• _TASK TO CARRY OUT_: Copy every line of the records below where the word "heading" occurs.

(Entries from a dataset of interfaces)
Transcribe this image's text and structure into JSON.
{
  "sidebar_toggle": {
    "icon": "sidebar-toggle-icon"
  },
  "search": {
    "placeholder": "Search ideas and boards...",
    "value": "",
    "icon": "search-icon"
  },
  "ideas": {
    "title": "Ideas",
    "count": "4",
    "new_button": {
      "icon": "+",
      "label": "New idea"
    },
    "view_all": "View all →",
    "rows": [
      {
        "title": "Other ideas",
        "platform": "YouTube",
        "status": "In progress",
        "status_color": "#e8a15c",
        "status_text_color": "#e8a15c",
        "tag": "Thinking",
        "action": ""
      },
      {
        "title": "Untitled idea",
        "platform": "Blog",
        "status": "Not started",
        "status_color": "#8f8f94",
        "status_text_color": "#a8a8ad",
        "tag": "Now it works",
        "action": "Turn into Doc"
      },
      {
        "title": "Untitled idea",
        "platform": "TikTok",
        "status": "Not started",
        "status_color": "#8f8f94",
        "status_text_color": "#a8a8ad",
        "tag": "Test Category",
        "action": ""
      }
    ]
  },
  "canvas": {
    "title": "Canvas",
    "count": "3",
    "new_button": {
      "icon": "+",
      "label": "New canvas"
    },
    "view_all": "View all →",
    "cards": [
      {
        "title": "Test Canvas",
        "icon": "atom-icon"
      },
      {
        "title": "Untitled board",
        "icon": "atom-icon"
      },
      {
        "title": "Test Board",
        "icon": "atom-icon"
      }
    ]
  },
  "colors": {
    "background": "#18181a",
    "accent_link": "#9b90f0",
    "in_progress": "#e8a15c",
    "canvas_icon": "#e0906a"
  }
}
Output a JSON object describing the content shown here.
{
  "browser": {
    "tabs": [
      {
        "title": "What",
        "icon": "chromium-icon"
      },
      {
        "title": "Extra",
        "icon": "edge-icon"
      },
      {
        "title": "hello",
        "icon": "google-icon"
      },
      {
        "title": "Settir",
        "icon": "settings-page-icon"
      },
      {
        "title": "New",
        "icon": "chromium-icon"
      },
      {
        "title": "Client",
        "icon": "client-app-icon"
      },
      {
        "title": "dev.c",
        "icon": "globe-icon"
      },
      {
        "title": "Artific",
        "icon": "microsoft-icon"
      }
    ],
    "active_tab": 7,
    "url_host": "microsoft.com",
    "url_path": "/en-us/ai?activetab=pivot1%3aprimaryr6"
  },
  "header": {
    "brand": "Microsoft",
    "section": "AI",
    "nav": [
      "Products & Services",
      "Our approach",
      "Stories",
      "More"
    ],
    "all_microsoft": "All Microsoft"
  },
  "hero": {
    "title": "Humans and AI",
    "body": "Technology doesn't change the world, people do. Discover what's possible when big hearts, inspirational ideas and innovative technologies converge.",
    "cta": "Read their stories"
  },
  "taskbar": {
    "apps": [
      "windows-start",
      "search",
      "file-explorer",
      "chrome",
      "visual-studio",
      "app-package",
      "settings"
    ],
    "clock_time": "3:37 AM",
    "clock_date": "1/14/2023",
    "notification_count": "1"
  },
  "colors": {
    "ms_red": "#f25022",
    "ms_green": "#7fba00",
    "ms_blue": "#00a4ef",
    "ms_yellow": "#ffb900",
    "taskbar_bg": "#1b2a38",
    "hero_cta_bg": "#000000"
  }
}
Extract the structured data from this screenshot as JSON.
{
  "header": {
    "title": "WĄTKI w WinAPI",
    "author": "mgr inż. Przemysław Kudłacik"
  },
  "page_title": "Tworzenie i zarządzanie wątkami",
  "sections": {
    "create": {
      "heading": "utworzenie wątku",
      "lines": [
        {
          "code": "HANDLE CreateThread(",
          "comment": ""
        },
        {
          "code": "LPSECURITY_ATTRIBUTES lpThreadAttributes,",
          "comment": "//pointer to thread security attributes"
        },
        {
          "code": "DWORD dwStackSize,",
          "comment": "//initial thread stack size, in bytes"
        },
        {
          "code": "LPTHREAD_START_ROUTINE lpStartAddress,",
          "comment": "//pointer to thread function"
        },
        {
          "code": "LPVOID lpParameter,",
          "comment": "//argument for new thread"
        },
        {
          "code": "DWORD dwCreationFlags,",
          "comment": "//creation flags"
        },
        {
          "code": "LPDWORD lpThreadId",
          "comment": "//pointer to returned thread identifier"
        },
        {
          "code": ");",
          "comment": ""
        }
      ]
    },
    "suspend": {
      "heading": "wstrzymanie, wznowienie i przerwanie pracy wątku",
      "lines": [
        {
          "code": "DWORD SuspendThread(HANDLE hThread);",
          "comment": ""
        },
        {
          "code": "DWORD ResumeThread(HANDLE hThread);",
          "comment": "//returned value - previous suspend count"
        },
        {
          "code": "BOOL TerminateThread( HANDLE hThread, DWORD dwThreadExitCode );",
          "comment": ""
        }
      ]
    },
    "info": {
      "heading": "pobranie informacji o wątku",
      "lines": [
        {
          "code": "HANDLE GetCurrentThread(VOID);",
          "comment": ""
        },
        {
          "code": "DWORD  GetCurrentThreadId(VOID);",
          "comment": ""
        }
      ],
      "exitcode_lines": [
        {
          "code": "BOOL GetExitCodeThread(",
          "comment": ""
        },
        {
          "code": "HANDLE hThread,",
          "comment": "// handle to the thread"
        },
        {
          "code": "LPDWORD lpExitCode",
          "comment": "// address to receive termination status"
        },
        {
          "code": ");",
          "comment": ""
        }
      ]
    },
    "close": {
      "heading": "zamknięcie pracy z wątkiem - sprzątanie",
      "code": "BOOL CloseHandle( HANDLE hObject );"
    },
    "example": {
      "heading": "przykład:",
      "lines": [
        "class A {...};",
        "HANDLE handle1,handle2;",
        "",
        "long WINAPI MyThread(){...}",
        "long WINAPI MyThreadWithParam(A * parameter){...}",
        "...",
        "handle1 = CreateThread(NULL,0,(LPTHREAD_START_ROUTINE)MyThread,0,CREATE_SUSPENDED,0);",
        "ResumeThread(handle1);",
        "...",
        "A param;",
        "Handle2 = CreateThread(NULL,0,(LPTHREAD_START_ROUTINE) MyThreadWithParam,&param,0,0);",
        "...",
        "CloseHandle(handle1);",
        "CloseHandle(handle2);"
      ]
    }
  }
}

• _ANSWER SPACE_:
      "heading": "utworzenie wątku",
      "heading": "wstrzymanie, wznowienie i przerwanie pracy wątku",
      "heading": "pobranie informacji o wątku",
      "heading": "zamknięcie pracy z wątkiem - sprzątanie",
      "heading": "przykład:",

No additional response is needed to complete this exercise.